DIRECTIONS FOR THIS TASK
The entries below are to be duplicated exactly, with nothing left out.

▼▼▼

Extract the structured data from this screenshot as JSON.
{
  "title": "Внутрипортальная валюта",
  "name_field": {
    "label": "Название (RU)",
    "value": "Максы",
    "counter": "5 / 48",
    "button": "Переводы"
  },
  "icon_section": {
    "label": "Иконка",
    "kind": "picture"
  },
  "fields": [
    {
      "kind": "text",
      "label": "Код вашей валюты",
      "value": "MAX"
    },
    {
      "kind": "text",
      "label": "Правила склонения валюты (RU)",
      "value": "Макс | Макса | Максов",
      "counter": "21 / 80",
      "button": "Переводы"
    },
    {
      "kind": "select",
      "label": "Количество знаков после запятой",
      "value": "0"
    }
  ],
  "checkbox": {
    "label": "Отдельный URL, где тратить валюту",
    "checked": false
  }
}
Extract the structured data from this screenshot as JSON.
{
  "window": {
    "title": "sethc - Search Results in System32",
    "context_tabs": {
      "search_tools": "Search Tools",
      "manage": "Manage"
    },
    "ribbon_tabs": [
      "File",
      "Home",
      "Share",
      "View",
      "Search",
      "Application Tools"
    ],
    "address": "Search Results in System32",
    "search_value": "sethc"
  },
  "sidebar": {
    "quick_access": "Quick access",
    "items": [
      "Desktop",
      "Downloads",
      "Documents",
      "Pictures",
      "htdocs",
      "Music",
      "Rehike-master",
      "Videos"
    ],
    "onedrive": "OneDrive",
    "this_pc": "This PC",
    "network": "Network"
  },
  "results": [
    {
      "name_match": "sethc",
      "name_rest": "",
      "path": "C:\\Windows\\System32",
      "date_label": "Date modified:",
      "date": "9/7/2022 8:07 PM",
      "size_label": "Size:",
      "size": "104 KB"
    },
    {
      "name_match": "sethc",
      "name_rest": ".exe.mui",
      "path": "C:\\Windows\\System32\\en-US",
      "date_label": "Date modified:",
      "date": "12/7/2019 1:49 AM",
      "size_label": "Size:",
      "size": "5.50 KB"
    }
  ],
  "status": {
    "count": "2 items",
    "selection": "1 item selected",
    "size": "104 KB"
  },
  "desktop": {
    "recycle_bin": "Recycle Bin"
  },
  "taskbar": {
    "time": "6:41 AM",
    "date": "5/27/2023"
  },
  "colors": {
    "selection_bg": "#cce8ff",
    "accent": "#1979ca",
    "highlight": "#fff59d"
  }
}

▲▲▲

EXERCISE SOLUTION
Extract the structured data from this screenshot as JSON.
{
  "title": "Внутрипортальная валюта",
  "name_field": {
    "label": "Название (RU)",
    "value": "Максы",
    "counter": "5 / 48",
    "button": "Переводы"
  },
  "icon_section": {
    "label": "Иконка",
    "kind": "picture"
  },
  "fields": [
    {
      "kind": "text",
      "label": "Код вашей валюты",
      "value": "MAX"
    },
    {
      "kind": "text",
      "label": "Правила склонения валюты (RU)",
      "value": "Макс | Макса | Максов",
      "counter": "21 / 80",
      "button": "Переводы"
    },
    {
      "kind": "select",
      "label": "Количество знаков после запятой",
      "value": "0"
    }
  ],
  "checkbox": {
    "label": "Отдельный URL, где тратить валюту",
    "checked": false
  }
}
Extract the structured data from this screenshot as JSON.
{
  "window": {
    "title": "sethc - Search Results in System32",
    "context_tabs": {
      "search_tools": "Search Tools",
      "manage": "Manage"
    },
    "ribbon_tabs": [
      "File",
      "Home",
      "Share",
      "View",
      "Search",
      "Application Tools"
    ],
    "address": "Search Results in System32",
    "search_value": "sethc"
  },
  "sidebar": {
    "quick_access": "Quick access",
    "items": [
      "Desktop",
      "Downloads",
      "Documents",
      "Pictures",
      "htdocs",
      "Music",
      "Rehike-master",
      "Videos"
    ],
    "onedrive": "OneDrive",
    "this_pc": "This PC",
    "network": "Network"
  },
  "results": [
    {
      "name_match": "sethc",
      "name_rest": "",
      "path": "C:\\Windows\\System32",
      "date_label": "Date modified:",
      "date": "9/7/2022 8:07 PM",
      "size_label": "Size:",
      "size": "104 KB"
    },
    {
      "name_match": "sethc",
      "name_rest": ".exe.mui",
      "path": "C:\\Windows\\System32\\en-US",
      "date_label": "Date modified:",
      "date": "12/7/2019 1:49 AM",
      "size_label": "Size:",
      "size": "5.50 KB"
    }
  ],
  "status": {
    "count": "2 items",
    "selection": "1 item selected",
    "size": "104 KB"
  },
  "desktop": {
    "recycle_bin": "Recycle Bin"
  },
  "taskbar": {
    "time": "6:41 AM",
    "date": "5/27/2023"
  },
  "colors": {
    "selection_bg": "#cce8ff",
    "accent": "#1979ca",
    "highlight": "#fff59d"
  }
}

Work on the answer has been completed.